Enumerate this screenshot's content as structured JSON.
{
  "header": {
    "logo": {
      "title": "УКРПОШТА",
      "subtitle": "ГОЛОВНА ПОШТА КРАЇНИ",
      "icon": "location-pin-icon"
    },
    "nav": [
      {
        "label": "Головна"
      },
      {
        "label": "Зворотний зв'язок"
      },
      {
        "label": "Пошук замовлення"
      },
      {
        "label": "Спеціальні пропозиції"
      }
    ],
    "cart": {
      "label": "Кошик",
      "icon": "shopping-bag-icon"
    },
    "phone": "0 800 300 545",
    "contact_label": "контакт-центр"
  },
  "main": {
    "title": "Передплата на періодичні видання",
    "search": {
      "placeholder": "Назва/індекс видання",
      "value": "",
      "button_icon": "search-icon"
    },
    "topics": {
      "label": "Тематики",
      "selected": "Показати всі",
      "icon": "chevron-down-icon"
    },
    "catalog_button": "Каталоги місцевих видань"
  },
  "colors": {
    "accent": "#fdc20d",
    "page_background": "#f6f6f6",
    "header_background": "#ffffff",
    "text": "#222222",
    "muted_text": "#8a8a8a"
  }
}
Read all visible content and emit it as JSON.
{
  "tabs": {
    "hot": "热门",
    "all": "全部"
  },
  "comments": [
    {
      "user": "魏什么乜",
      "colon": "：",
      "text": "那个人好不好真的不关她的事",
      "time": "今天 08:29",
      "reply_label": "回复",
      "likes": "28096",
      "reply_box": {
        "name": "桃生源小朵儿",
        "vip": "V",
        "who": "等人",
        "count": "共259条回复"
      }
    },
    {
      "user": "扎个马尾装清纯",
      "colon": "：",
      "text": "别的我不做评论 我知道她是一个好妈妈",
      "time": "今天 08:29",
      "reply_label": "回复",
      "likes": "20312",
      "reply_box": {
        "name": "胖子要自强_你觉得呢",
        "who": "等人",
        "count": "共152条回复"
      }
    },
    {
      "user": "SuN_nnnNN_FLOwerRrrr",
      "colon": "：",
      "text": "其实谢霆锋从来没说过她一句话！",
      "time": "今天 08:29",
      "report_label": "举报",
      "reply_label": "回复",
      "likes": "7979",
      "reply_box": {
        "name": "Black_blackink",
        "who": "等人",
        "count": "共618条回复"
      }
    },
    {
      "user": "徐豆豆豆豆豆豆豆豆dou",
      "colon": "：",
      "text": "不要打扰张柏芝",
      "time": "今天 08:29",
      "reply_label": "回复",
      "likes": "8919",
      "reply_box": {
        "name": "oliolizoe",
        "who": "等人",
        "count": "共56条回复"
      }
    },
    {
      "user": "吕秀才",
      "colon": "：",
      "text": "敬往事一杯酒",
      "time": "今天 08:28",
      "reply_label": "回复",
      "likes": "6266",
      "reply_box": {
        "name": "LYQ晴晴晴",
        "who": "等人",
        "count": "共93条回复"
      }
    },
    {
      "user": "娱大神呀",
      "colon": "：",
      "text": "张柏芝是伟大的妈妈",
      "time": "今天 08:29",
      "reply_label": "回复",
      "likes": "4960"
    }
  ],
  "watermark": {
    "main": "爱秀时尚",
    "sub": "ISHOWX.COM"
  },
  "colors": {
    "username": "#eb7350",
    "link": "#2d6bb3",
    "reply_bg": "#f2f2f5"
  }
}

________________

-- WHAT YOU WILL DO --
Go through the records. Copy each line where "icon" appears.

-- YOUR SOLUTION --
      "icon": "location-pin-icon"
      "icon": "shopping-bag-icon"
      "button_icon": "search-icon"
      "icon": "chevron-down-icon"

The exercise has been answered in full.